#### GIVEN RECORDS
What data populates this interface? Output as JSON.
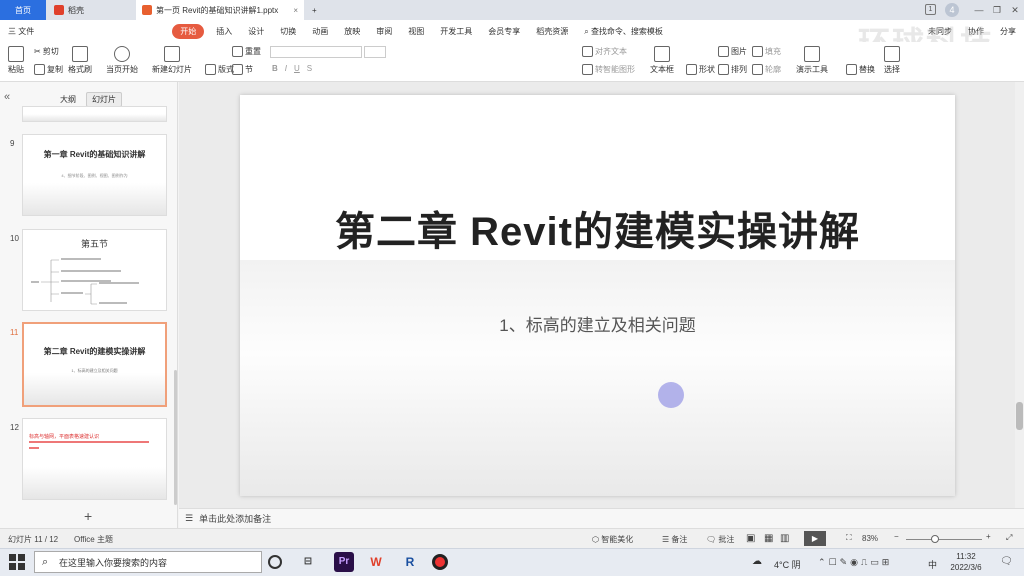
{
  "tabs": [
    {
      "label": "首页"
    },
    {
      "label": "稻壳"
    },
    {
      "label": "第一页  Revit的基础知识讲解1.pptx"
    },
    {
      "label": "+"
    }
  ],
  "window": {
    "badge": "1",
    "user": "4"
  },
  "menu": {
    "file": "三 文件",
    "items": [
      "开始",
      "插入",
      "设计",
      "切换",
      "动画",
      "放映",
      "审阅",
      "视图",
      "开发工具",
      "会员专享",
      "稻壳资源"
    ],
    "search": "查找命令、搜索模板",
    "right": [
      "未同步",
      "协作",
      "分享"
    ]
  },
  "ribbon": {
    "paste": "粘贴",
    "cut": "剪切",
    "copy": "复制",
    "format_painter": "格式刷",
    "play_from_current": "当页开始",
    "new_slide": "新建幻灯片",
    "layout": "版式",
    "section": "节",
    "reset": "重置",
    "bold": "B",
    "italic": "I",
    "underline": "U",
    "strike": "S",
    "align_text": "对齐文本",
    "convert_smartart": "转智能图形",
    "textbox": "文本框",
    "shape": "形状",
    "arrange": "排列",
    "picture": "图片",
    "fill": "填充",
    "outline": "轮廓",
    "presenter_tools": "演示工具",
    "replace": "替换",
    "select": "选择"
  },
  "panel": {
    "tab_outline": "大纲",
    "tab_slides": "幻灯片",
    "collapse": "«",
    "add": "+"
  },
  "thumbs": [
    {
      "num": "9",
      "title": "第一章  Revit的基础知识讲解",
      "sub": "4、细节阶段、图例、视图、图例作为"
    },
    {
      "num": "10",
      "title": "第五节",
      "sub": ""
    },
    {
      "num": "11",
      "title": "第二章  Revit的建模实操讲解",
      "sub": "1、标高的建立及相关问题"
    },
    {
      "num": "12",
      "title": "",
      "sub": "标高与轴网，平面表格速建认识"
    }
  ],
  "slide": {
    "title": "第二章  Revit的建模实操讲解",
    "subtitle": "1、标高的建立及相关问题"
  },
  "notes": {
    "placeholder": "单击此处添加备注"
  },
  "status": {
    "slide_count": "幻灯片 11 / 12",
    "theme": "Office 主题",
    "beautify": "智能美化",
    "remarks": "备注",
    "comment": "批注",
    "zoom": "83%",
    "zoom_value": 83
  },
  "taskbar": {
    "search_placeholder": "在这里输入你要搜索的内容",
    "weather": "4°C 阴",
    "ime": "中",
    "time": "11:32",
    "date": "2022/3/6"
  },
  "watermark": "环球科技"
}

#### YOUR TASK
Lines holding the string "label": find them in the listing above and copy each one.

#### SOLUTION TO THE EXERCISE
      "label": "首页"
      "label": "稻壳"
      "label": "第一页  Revit的基础知识讲解1.pptx"
      "label": "+"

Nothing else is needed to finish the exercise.